◆ What you have to do ◆
Your reply should be made up of every line in the records below that holds the string "title".

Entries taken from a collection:
▼
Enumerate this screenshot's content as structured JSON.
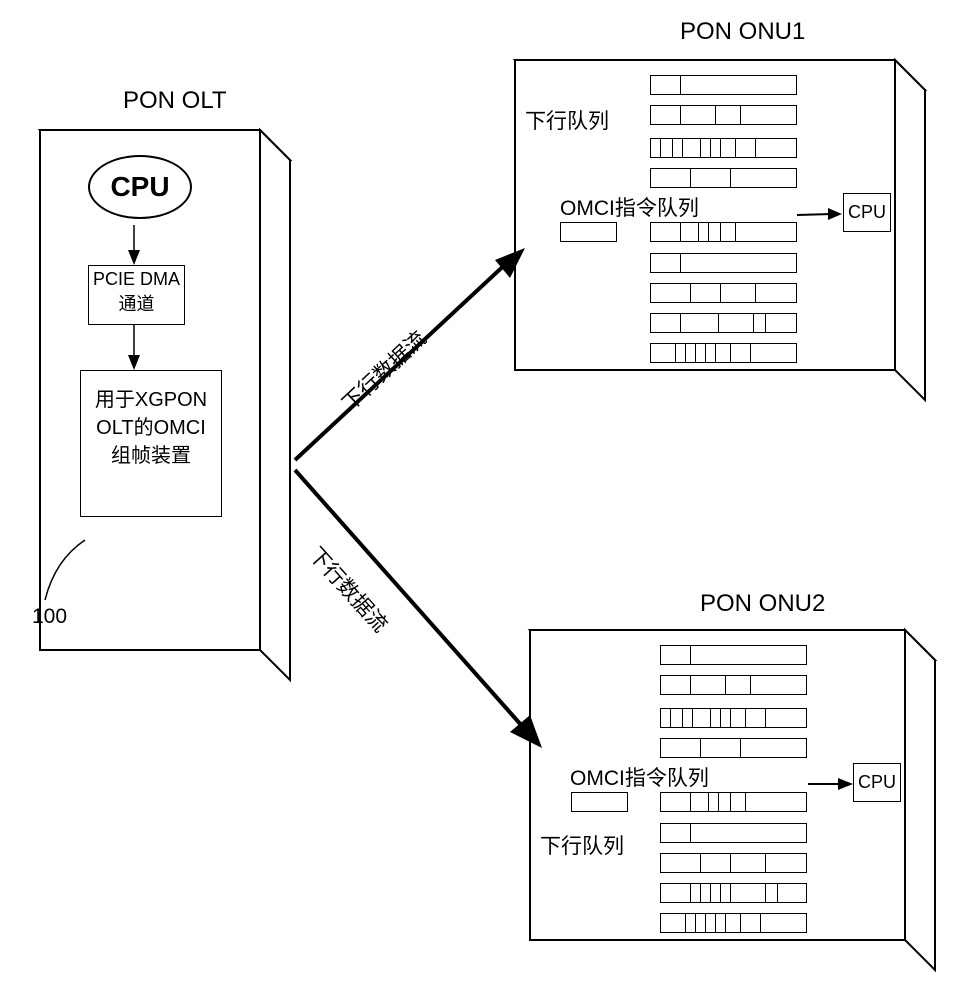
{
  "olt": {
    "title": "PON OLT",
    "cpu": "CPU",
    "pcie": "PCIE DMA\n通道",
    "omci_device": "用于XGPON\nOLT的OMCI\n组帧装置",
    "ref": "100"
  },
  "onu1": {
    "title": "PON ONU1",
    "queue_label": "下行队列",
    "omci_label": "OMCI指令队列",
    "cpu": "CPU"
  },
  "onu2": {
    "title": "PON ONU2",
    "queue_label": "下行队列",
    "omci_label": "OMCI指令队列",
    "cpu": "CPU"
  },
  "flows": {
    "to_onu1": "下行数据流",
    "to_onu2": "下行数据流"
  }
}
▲
◆ Result for this task ◆
    "title": "PON OLT",
    "title": "PON ONU1",
    "title": "PON ONU2",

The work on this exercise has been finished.